But the problem is, Caleb isn't a bad boy. He's sweet and loving and funny. He's the kind of boy that runs up to the ice cream truck and says "Ice Ceam, peas!" to the ice cream man. And once the man hands down his snowcone, Caleb will profusely and repeatedly thank him: "Thank welcome! Thank welcome! Thank welcome!"

He's the kind of little boy who hugs and snuggles stuffies and often falls asleep at night with them piled all around him on the bed.

He's the kind of little boy who calls tornados "tomatoes" and when he eats Cars fruit snacks, he'll stop and say "Yummy Police Cars!" because the purple Radiator Springs police car gummy is his favorite.

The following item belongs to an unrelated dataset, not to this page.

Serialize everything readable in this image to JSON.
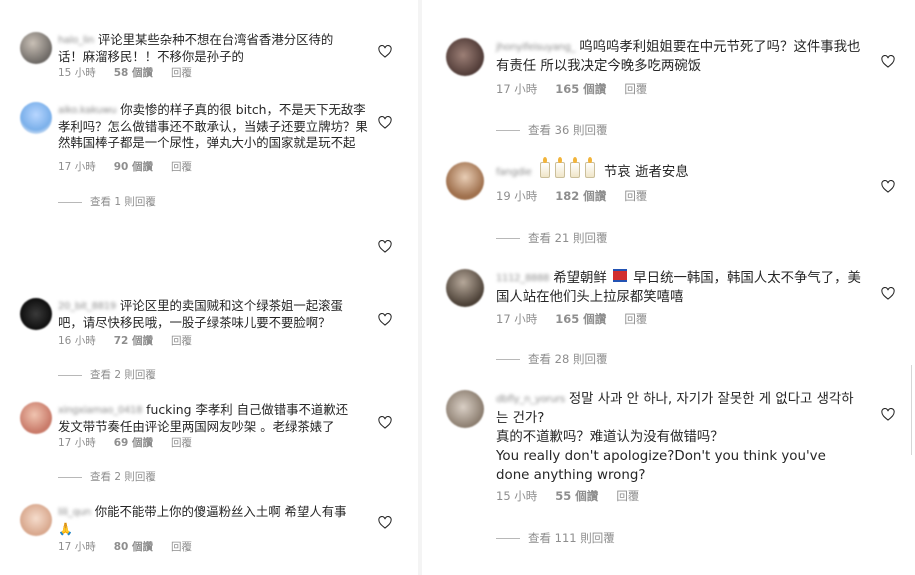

He's the little boy who who gives hugs and says good-bye to Daddy every morning and after every lunch hour, often watching Daddy through the living room window as he drives away. "Bye, Da-ee! Bye Da-ee!" he says, even after Daddy is long gone. Sometimes, if we're watering in the front yard, he'll look at Jason's parking spot and say "Where Da-ee go?" Then he'll answer his own question. "Da-ee at work!"

This is the kind of boy Caleb is. Unfortunately, at the park and at church, no one else sees that boy. I wish they did; I love my little man and trust me, I know how difficult and stubborn and challenging he can be. But that's not the complete picture. That's not who he is all the time.

But after the third time-out, after the second spanking, when he'd successfully dumped out all the soapy bubble solution at the MOPs kick-off meet & greet today, I'd had enough. I wasn't meeting and greeting; more like chasing and disciplining. So I gathered our things and we went home.

One good thing has come from all this, though. I've realized how totally inadequet I am without the help and support of Someone far greater. Only by His grace and providence will Caleb live to see four. Only by His mercy will I figure out this parenting thing.

Sorry for making this a venting post, y'all. We've been struggling all summer, and I haven't been brave enough to post about it until now. I believe we've made some progress and that Caleb's behavior is (slowly) improving. But I tell ya what, this stage of toddlerhood royally sucketh.